From today (1st April 2019), the streamlined energy and carbon reporting (SECR) framework comes into force.
What is SECR?
Ever heard the accounting term: What gets measured, gets managed? It’s that. Measure your energy usage and carbon output, and that will help you to manage it. Report on it, and investors and other interested parties can see what you’re doing to ensure your business is paying attention to energy and carbon issues.
There’s a number of other reasons but that is the most important.
Who needs to comply with SECR?
Quoted companies as defined in section 385 of the Companies Act 2006. This is the same group of companies already required to report under mandatory greenhouse gas reporting requirements and covers UK companies that are listed on the Main Market of the London Stock Exchange or in an EEA State, the New York Stock Exchange or Nasdaq.
UK registered, unquoted large companies as defined in the Companies Act 2006 (note that this differs from the definition of “large” in the ESOS Regulations). At least 2 of the following conditions will apply to these companies:
- at least 250 employees;
- an annual turnover greater than £36m; and/or
- an annual balance sheet total greater than £18m

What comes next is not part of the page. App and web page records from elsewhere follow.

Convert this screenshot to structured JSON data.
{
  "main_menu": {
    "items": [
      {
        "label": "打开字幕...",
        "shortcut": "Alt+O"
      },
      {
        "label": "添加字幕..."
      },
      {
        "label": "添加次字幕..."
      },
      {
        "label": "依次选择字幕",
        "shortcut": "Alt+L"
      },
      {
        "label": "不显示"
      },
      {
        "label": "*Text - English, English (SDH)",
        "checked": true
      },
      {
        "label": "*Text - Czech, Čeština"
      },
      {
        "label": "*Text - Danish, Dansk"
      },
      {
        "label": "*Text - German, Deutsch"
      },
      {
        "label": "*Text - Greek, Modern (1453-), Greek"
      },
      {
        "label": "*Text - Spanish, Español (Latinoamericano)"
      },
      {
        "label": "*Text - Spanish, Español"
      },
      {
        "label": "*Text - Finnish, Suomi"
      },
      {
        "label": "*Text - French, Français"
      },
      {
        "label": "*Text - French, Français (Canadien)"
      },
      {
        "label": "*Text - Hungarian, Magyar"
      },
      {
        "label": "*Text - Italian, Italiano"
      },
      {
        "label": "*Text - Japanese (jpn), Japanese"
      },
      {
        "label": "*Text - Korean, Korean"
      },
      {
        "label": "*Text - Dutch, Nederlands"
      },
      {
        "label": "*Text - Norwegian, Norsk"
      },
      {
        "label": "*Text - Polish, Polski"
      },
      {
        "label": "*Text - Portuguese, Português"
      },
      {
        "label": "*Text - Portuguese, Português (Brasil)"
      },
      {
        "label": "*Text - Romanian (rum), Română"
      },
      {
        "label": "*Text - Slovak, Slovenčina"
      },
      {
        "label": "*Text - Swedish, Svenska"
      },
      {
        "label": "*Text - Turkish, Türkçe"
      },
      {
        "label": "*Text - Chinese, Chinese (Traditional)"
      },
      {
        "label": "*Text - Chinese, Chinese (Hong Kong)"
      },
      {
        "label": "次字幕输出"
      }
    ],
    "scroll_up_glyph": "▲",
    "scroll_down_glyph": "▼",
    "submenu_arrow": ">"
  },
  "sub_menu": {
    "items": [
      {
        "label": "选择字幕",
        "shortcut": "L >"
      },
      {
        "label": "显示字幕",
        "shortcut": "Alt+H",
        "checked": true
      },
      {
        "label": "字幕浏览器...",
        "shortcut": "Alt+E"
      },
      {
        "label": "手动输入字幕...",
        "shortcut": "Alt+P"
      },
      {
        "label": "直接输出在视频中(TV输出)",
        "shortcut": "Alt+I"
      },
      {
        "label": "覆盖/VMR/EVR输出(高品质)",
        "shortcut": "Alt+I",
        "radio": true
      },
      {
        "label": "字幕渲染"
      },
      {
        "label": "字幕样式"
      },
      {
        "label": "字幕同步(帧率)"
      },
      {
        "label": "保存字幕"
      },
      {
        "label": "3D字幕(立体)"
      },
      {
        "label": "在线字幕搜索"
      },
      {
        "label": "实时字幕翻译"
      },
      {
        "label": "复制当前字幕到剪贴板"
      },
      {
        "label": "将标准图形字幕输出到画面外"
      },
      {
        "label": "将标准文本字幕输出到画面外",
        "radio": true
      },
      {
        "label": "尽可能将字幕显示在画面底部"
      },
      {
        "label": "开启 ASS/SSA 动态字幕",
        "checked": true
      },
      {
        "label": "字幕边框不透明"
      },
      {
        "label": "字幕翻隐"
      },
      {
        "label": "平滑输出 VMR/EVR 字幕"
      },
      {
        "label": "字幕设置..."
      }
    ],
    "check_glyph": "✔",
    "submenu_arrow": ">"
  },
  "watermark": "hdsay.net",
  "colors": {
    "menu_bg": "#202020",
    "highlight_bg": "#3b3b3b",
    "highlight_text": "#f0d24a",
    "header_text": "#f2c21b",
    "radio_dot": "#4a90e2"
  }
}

Large Limited Liability Partnerships (LLPs) that would already be obligated to carry out energy audits under the requirements of the ESOS Regulations 2013, and that were also likely to have been required to report under the CRC Regulations 2008 Large unregistered companies that operate for gain and currently have to produce directors’ reports under the Unregistered Companies Regulations 2009, with those reports needing to comply with the Large and Medium-sized Companies and Groups (Accounts and Reports)

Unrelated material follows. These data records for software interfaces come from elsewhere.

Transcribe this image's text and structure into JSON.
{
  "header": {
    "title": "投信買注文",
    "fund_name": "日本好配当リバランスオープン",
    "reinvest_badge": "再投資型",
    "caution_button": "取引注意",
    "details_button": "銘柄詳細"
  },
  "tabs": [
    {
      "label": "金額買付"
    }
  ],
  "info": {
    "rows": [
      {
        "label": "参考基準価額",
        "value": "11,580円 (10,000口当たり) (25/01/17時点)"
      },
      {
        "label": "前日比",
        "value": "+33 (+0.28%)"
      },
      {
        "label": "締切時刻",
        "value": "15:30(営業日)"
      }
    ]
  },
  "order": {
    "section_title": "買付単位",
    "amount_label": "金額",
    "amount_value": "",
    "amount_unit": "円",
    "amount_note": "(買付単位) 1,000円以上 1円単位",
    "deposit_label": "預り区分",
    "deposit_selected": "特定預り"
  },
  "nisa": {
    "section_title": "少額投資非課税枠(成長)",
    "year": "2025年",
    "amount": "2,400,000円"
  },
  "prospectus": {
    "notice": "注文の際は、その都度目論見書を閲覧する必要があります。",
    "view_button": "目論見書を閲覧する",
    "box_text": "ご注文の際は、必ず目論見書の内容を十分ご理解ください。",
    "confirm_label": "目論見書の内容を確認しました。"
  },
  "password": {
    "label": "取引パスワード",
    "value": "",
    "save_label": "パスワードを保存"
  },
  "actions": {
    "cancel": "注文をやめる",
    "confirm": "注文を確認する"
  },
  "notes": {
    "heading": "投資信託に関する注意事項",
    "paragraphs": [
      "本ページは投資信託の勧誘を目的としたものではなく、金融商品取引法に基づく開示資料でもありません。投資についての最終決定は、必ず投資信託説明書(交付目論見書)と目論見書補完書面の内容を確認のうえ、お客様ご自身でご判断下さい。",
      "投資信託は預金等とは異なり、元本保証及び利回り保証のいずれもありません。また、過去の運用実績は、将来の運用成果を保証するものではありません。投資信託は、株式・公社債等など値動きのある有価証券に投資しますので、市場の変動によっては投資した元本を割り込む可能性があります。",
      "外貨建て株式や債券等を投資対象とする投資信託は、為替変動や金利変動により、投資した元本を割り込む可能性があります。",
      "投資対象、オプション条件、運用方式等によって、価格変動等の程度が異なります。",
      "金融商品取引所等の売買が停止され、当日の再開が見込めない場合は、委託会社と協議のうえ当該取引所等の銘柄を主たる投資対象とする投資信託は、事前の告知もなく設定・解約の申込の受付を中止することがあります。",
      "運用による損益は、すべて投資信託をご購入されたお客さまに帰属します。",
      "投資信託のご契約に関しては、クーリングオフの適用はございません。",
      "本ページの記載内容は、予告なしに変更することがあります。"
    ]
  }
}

Note that there are exemptions to this.
What needs to be reported?
5 things to consider:
- Timing: Don’t leave it to the last minute! Energy and transport data can be time consuming to collect and analyse even for a relatively compact business. I recommend analysing data at least quarterly – this allows you to report relatively easily at the end of the year and also ensures you can compare energy usage quarterly and see trends in real time.
- Internal reporting: Where is the data coming from? ensure you have the right reporting structures in place internally to be able to gather the data with minimal fuss.
- Internal engagement: Since you’re collecting the data anyway you should think about how you’re going to use it – graphically showing trends in energy and carbon use for the business is a great way to engage with decision-makers on implementing energy efficiency measures.
- Granularity and Materiality: this is the perfect time to consider what other data would be useful to collect at the same time. You may choose to aggregate all data for ease of reporting but that doesn’t help you make decisions about energy intensive parts of the business. Neither does it help you work out which part of the business is making a material impact on your energy use. Be sure to collect enough data that decision-makers can see where the crunch points are.
- Guidance: There’s lots of it! Start with the government guidance and go from there.
The good news is that, with a bit of thought and a systematic approach, SECR reporting can be done with relatively little hassle. The great news is that you can use the data you collect to engage senior decision-makers on energy efficiency projects to save energy and protect the bottom line.
I am a sustainability coach with 10 years experience in the sustainability sector. Contact me at firstname.lastname@example.org for more information on how I can help you with SECR reporting. You can find plenty more information on the benefits of sustainability strategies to business operations on my website